“To do climate change, you really need to understand the science of it,” he said. “We get students who take our courses because they want to understand it. It’s complicated, it’s very complicated. But it’s important for our students to know that stuff in order to be leaders in the future, which is what we want.”

Eric Lawrence, the chair of the political science department, said he chaired the committee that created the department’s Bachelor of Science degree in political science in 2016. The number of students pursuing a Bachelor of Science degree in political science increased from one to 17 between 2016 and 2022, according to institutional research data.

He said political science students who were also majoring in a STEM subject expressed interest in having more overlap between their two majors leading up to the creation of the Bachelor of Science degree in political science. Students pursuing the degree are required to take Single-Variable Calculus II, an intro-level statistics course of their choice and four additional courses in statistics, mathematics and computer science, according to the department’s website.

“I’ve had a number of students who were double majoring in computer science or double majoring in stats, and they would say there was so little overlap,” he said. “That was really a challenge.”

Students pursuing a Bachelor of Science degree and a Bachelor of Arts degree at the same time must complete 150 credit hours, according to the University bulletin.

Ryan Engstrom, the director of the data science program, said he and other faculty members decided to launch the Bachelor of Science degree in data science in fall 2020 after noticing a greater need for professionals to understand data in a variety of fields, like geography and journalism.

The number of students pursuing a Bachelor of Science degree in data science increased from three to 18 students from 2021 to 2022, according to institutional research data. The program also offers a minor in data science and a Master of Science in data science.

“We’ve been incredibly happy with the number of majors we’ve gotten,” he said. “We’re at a place where we have plenty of majors in it to say that. I’m trying to get people to teach for us, so that’s kind of been my job is to try to handle all these students that are interested in the major.”
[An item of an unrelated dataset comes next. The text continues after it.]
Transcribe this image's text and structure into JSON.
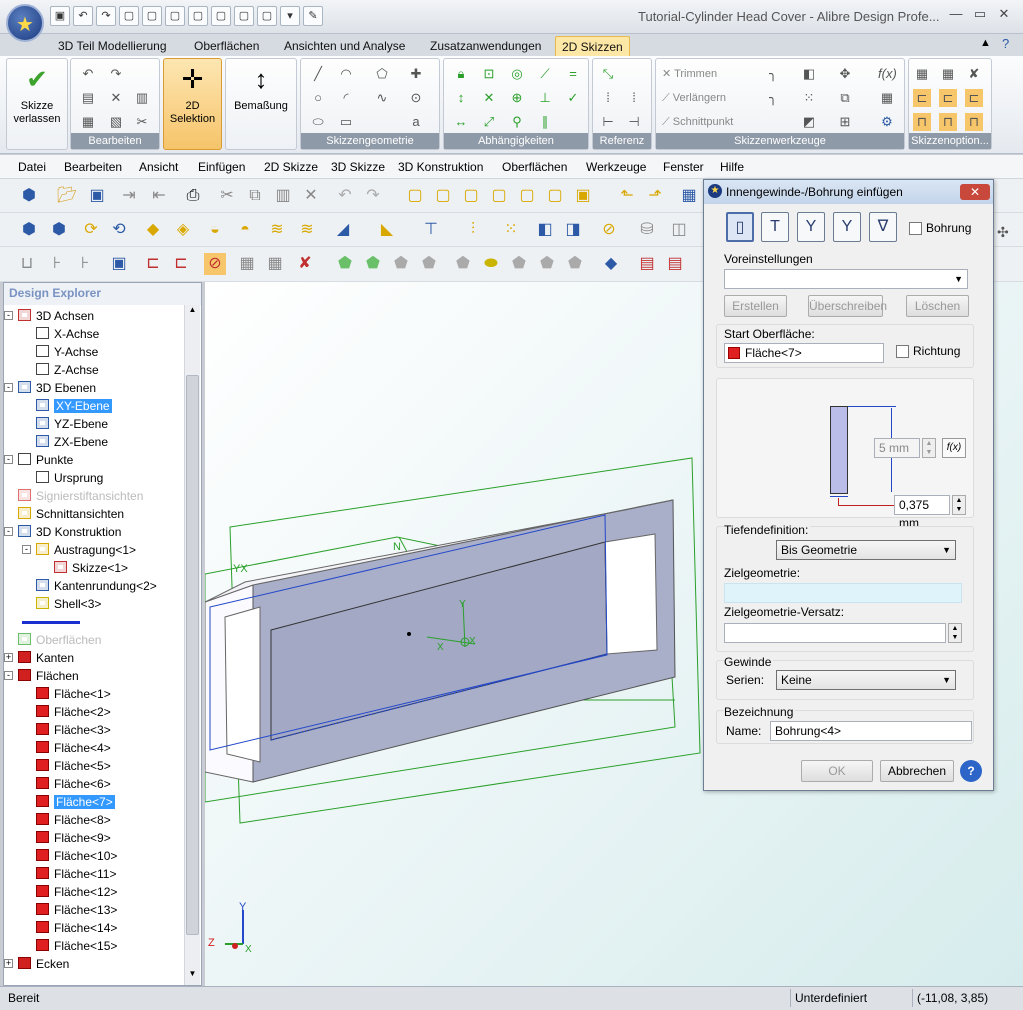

Artem Gulish, a senior policy strategist and research faculty at Georgetown University’s Center on Education and the Workforce, said the increase in Bachelor of Science degrees is less distinct nationally because each higher education institution can classify degree programs as Bachelor of Arts and Bachelor of Science through different parameters. He said the number of STEM majors among undergraduates across the country is on the rise in fields like computer science as advancing technology has led to an increased demand for STEM graduates in the workforce.

“In general, the distinction of Bachelor of Arts versus Bachelor of Science is generally just up to the college,” he said.

Lindsay Larson contributed reporting.

The Hatchet has disabled comments on our website. Learn more.